The latter is key because it aids in documenting sales and many of the aforementioned components. Of course, the more prominent or exclusive the gallery, the better. For most artists, discipline, hard work, and time, lots of time, are the ingredients of creating a solid career path and therefore, value. Unfortunately, the expenditure of time and effort does not guarantee successful results. Some artists have raised the value of the their artwork more expeditiously both through their own direct efforts and being the fortunate object of art collectors' desires.

At the seminar's end, the speaker proposed his own Hollywood scenario of how art collectors can create value for a particular artist regardless of the solidness of his/her career path. He simply stated, "If everyone present [at the seminar] purchased a particular artist's work, the value of his/her work would most likely rise."

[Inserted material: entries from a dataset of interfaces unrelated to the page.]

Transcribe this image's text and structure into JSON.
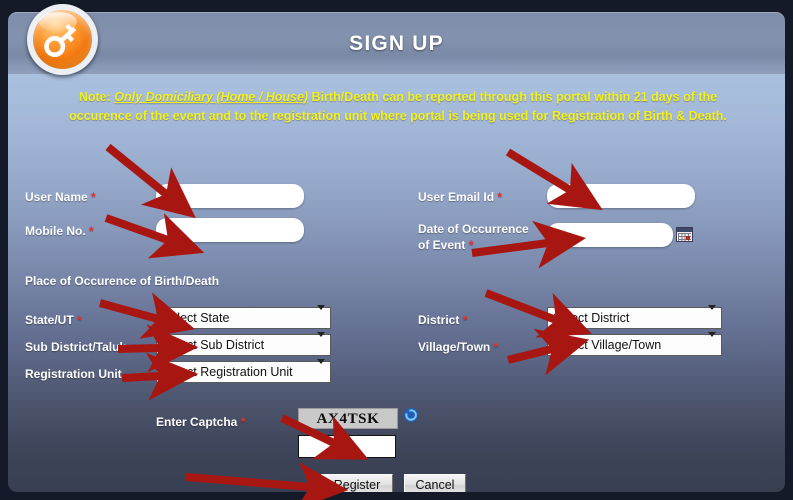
{
  "header": {
    "title": "SIGN UP",
    "logo_icon": "key-icon"
  },
  "note": {
    "prefix": "Note: ",
    "emphasis": "Only Domiciliary (Home / House)",
    "rest": " Birth/Death can be reported through this portal within 21 days of the occurence of the event and to the registration unit where portal is being used for Registration of Birth & Death.",
    "color": "#f2f21a"
  },
  "form": {
    "user_name": {
      "label": "User Name",
      "required": "*",
      "value": "",
      "placeholder": ""
    },
    "user_email": {
      "label": "User Email Id",
      "required": "*",
      "value": "",
      "placeholder": ""
    },
    "mobile_no": {
      "label": "Mobile No.",
      "required": "*",
      "value": "",
      "placeholder": ""
    },
    "date_of_occurrence": {
      "label_line1": "Date of Occurrence",
      "label_line2": "of Event",
      "required": "*",
      "value": "",
      "placeholder": "",
      "calendar_icon": "calendar-icon"
    },
    "section_title": "Place of Occurence of Birth/Death",
    "state": {
      "label": "State/UT",
      "required": "*",
      "selected": "Select State",
      "options": [
        "Select State"
      ]
    },
    "district": {
      "label": "District",
      "required": "*",
      "selected": "Select District",
      "options": [
        "Select District"
      ]
    },
    "sub_district": {
      "label": "Sub District/Taluk",
      "required": "",
      "selected": "Select Sub District",
      "options": [
        "Select Sub District"
      ]
    },
    "village_town": {
      "label": "Village/Town",
      "required": "*",
      "selected": "Select Village/Town",
      "options": [
        "Select Village/Town"
      ]
    },
    "registration_unit": {
      "label": "Registration Unit",
      "required": "",
      "selected": "Select Registration Unit",
      "options": [
        "Select Registration Unit"
      ]
    }
  },
  "captcha": {
    "label": "Enter Captcha",
    "required": "*",
    "code": "AX4TSK",
    "input_value": "",
    "refresh_icon": "refresh-icon"
  },
  "buttons": {
    "register": "Register",
    "cancel": "Cancel"
  },
  "annotations": {
    "arrow_color": "#a81612",
    "count": 10
  },
  "colors": {
    "page_bg": "#151a28",
    "header_bar": "#8392ae",
    "panel_top": "#a9c0de",
    "panel_bottom": "#393f52",
    "note_yellow": "#f2f21a",
    "required_red": "#e8332a",
    "arrow_red": "#a81612"
  }
}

This very scenario sheds light on the role of individuals, in particular collectors, no matter how serious, can affect an artist's commercial success. Orson Wells once said "people know the price of everything and the value of nothing." Yet, these same "people" could very well determine the value of our artwork. Far be it for me to "say," but perhaps people, price and value share a more intimate relationship than we ever imagined.

Malik M. Lloyd